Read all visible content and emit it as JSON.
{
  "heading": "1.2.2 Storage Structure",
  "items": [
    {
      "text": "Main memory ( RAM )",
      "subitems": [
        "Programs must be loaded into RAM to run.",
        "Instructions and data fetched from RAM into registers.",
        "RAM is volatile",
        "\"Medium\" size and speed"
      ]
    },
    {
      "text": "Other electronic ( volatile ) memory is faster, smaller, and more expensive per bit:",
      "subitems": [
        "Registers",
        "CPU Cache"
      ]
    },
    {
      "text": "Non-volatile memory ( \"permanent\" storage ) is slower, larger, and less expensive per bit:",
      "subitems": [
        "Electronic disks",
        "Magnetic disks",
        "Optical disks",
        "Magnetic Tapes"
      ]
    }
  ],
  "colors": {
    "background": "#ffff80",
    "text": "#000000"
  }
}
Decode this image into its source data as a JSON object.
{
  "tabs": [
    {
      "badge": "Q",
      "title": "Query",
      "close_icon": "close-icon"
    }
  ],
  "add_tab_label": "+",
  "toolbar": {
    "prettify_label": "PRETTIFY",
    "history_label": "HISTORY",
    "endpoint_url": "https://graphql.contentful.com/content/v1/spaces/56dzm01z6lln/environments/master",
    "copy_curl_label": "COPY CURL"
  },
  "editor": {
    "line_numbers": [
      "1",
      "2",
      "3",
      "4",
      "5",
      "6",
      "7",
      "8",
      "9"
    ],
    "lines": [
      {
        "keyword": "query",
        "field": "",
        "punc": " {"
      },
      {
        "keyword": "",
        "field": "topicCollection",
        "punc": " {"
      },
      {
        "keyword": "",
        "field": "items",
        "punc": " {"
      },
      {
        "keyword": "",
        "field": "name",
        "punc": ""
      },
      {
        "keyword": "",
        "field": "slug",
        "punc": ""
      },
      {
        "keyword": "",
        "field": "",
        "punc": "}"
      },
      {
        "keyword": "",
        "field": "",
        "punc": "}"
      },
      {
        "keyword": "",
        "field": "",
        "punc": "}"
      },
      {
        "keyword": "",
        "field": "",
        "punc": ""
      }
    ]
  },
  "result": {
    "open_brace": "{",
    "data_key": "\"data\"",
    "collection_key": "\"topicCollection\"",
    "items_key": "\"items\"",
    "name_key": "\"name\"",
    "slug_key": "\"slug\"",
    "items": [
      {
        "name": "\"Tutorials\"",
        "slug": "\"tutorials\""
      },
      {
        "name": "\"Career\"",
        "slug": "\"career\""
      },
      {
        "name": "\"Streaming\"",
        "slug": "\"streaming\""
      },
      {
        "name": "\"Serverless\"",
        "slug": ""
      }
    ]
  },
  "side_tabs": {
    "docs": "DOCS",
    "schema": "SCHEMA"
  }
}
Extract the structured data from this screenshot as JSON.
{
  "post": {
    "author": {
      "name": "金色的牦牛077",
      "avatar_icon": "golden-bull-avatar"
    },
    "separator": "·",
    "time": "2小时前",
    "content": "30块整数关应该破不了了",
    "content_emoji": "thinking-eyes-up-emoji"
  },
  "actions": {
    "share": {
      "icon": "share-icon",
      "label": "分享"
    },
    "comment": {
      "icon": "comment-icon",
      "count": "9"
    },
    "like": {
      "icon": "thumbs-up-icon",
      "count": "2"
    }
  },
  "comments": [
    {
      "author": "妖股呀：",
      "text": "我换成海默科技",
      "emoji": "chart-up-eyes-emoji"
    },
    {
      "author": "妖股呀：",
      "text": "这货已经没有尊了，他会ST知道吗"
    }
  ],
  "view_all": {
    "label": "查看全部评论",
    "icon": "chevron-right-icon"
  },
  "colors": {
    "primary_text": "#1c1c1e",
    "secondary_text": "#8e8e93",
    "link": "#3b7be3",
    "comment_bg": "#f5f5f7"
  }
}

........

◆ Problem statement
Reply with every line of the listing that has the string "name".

◆ Response box
        "field": "name",
    "name_key": "\"name\"",
        "name": "\"Tutorials\"",
        "name": "\"Career\"",
        "name": "\"Streaming\"",
        "name": "\"Serverless\"",
      "name": "金色的牦牛077",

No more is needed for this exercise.